The Medical Examiner's Office in Broward County is responsible for determining the cause and manner of death in cases falling under its jurisdiction and issuing death certificates on these decedents. Amendments are occasionally required to correct misinformation on death certificates or within the autopsy reports. The purpose of this study was to investigate the major causes for the amendments and to develop strategies to avoid future errors. We found 128 cases from 2006 to 2007 that required amendments; 103 contained sufficient data in the file for further analysis. Over this period, 3790 death certificates were issued, resulting in a 3.37% amendment rate. In this study, the cohort included both males and females with a ratio of 2:1. Their ages ranged from newborn to 103 years with a mean age of 49 years. Of the 103 amended cases, amendments were made to the cause (n = 30) and often the manner (n = 21) of death listed on the death certificate; the remaining changes were limited to the autopsy report. The most common reasons for amendments included reception of delayed laboratory findings (35%), acquisition of additional medical history (22.5%), and typographic errors (15.5%). Typographic errors mainly occurred because of inaccuracies in the names originally provided to our office, the use of aliases by decedents, incorrect personal/demographic history, or various misspellings by funeral homes or medical examiner staff. The most significant reclassifications involved changing certified natural deaths to accidental overdoses and vice versa, based on toxicological analysis. Because of delays in specimen turnaround, these amendments often were made months after the original death certificate was issued. Stat urine drug screening has been helpful in reducing the number of amendments made, but certain drugs of significance are missed by rapid screens.

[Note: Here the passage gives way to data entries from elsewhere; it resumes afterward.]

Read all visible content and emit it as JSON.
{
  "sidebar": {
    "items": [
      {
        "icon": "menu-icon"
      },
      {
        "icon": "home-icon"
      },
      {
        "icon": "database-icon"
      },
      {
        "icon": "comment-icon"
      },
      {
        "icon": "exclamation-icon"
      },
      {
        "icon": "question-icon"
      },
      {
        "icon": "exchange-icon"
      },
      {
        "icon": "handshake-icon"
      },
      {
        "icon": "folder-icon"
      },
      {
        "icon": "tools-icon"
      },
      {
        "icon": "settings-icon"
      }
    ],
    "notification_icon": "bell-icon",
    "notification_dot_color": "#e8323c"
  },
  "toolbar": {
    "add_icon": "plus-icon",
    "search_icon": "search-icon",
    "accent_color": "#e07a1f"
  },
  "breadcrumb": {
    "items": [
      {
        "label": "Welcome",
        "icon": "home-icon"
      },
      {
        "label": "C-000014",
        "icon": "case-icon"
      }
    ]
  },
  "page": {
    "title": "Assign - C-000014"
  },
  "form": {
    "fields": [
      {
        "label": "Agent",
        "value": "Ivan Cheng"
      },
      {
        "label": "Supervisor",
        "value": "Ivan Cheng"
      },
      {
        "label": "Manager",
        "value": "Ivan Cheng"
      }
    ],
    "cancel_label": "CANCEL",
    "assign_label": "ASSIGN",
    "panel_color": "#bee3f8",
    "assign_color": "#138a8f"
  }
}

Given that our office performed complete toxicological analysis on all cases over this period, it seems likely that we detected several overdoses that would have been missed if natural deaths were not routinely screened for potential toxins.
(C) 2015 by Lippincott Williams & Wilkins.